Bradbury's story gives us a future in which going to outer space is neither glamorous nor heroic, and that's what Bowie's song does as well. "The Rocket Man" is also the inspiration for the Elton John hit from 1972, "Rocket Man" (included on his Honky Château record album):










Interestingly, the Wikipedia entry on "Rocket Man" states that, "the song echoes the theme of David Bowie's 1969 song 'Space Oddity' (both recordings were produced by Gus Dudgeon)." A third song I would group together with these two is neither as spacey as Bowie's nor as wistful as the lyrics Bernie Taupin wrote for Elton John, but rather one that exhibits a bit of humor about it all: Harry Nilsson's: "Spaceman":





While owing much to Bradbury, I think Nilsson's version is the most prescient of the three and it's certainly the most fun!)). By the way, the view of space as a working environment involving a great deal of drudgery was the basis of the little known 1974 dark science fiction comedy directed by John Carpenter, Dark Star. The script for this relatively low budget, independent film, written by Carpenter and Dan O'Bannon, borrowed heavily from Bradbury's short story.

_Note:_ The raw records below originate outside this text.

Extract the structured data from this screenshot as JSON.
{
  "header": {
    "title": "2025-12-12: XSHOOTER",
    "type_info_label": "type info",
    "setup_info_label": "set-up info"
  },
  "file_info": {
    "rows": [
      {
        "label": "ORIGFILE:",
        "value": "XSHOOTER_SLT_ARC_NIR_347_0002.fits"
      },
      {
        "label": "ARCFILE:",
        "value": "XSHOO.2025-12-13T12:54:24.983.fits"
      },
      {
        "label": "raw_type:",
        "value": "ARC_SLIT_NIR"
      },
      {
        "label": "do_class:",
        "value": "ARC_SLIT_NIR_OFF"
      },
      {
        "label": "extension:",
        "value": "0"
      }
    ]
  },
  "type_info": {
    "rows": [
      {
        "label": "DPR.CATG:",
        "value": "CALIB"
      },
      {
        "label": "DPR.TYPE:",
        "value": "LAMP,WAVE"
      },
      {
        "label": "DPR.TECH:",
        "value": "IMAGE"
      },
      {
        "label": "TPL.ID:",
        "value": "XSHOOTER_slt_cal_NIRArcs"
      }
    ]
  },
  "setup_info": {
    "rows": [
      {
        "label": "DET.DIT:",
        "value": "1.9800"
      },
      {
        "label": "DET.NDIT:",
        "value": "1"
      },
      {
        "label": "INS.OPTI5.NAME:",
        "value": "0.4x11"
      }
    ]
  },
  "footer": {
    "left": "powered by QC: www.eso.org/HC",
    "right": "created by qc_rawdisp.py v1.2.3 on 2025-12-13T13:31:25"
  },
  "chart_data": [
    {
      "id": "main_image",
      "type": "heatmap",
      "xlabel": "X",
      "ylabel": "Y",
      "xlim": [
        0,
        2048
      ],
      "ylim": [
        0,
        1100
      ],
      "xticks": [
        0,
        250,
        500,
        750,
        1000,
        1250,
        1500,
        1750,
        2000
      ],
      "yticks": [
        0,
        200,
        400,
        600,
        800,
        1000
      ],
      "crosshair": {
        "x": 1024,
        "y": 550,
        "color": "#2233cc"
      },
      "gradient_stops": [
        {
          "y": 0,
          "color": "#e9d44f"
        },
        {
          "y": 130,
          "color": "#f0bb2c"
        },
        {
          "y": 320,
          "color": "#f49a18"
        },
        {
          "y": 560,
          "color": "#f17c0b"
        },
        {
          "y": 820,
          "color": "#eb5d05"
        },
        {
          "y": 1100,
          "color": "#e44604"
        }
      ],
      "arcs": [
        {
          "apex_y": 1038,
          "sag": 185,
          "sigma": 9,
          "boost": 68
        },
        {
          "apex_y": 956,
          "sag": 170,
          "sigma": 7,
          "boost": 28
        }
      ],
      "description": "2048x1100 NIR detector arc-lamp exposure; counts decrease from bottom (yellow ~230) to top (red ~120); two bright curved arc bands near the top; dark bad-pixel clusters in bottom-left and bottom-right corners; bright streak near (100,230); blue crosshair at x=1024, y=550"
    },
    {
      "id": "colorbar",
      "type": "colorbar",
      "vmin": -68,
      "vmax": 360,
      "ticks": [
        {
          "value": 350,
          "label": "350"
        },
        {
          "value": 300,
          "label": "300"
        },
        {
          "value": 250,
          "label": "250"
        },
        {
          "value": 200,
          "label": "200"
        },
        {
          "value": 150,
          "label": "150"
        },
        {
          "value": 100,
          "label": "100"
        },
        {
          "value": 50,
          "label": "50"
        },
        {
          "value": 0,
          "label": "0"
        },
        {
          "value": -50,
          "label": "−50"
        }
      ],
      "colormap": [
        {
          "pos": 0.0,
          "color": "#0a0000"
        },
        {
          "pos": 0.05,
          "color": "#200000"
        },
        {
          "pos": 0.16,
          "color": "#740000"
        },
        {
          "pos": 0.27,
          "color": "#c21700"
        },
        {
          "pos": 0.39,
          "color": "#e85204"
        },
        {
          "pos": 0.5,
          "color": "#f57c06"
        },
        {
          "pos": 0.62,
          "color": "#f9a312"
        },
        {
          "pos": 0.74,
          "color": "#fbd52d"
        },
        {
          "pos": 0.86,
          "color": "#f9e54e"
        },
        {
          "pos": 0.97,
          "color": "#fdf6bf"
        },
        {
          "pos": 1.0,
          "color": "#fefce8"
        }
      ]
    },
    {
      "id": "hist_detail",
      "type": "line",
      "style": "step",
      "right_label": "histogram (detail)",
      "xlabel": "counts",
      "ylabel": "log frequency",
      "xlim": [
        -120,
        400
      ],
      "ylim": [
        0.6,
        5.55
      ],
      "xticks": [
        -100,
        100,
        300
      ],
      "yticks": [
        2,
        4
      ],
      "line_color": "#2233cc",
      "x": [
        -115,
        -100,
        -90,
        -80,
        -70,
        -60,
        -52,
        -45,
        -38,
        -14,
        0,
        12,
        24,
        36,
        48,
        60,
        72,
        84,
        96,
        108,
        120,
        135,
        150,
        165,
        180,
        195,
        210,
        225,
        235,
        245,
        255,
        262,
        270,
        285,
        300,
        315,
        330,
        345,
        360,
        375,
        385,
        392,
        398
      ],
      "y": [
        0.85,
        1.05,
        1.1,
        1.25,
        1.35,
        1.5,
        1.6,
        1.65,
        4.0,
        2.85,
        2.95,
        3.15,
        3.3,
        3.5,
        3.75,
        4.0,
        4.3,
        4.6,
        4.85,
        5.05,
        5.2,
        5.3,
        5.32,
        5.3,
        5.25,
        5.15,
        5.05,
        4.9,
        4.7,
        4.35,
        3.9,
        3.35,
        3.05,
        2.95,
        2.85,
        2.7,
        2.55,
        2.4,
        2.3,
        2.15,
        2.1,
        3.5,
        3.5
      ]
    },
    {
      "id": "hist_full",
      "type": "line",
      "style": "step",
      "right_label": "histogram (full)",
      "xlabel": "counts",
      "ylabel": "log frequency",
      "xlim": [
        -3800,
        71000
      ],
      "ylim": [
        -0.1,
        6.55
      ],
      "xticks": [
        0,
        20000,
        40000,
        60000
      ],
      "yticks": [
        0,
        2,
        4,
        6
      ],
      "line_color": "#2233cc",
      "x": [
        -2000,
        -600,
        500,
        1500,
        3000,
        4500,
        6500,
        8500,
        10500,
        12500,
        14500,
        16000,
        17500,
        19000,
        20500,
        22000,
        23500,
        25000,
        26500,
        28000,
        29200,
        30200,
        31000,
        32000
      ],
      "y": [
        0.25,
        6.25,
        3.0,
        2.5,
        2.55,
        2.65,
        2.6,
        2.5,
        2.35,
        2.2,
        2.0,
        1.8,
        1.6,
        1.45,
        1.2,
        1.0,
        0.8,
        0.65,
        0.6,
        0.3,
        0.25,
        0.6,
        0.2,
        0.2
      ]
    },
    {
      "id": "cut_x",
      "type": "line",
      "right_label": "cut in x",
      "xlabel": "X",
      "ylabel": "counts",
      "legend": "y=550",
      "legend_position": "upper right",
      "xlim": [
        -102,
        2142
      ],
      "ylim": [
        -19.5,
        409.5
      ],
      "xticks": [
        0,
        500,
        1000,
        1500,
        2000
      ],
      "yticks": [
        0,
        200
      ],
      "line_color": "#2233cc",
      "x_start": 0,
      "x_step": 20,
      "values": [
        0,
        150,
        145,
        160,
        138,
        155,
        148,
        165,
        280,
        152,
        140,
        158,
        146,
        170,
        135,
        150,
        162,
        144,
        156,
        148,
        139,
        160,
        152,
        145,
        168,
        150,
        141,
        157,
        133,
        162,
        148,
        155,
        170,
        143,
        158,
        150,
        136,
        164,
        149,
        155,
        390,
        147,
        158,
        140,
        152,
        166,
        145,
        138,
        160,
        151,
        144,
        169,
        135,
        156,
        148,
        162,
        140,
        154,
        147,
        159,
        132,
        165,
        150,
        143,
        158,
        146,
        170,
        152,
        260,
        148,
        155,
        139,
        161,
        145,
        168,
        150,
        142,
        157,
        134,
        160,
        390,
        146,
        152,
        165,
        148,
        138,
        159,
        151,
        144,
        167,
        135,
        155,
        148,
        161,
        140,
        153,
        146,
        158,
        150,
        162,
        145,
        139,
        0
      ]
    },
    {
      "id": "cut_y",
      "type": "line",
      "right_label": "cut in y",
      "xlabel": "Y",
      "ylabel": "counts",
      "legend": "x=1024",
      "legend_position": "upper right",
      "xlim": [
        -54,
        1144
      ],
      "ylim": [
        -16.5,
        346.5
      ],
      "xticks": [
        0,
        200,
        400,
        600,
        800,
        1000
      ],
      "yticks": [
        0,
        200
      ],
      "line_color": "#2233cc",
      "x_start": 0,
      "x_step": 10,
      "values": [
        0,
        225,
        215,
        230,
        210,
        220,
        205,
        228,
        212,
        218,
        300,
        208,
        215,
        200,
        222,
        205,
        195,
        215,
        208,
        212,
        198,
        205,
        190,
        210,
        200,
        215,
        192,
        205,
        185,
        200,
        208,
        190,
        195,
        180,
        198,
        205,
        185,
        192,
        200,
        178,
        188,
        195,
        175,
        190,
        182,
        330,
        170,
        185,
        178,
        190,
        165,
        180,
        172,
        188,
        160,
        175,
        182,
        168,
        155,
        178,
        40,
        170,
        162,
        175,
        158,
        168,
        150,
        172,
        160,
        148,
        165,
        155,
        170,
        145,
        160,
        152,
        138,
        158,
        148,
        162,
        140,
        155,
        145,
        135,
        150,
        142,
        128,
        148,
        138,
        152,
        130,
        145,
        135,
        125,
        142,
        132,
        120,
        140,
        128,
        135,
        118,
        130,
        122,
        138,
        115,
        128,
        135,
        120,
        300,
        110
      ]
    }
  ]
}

Here's the trailer:





Dan O'Bannon, it is worth noting, went on to become the lead writer on the 1979 Ridley Scott horror-science fiction hybrid Alien, which further elaborated on the vision of a future in which astronauts are nothing more than employees of a corporation, in this case divided between white and blue collar types, and all considered expendable in an effort to obtain the incredibly dangerous and deadly alien for the company's weapons division. 

But maybe the way to bring this post to a close is with the Grateful Dead song, "Standing on the Moon" from their final album, Built to Last released in 1989:






Although Robert Hunter's lyrics were written almost two decades after "Space Oddity" was released, the sensibility is in keeping with the sixties, perhaps less dramatic, more, dare I say it, down to earth? "Standing on the moon, with nothing left to do, a lovely view of heaven, but I'd rather be with you." Mumford would approve—what really matters, in the end, is not our technological prowess, but our human relationships.


1 comment:

marty friedman said...

And not to forget Peter Schilling's 'Major Tom' which put a more positive spin about the space exploration experience with a happier ending than Bowie's original 'Space Oddity.'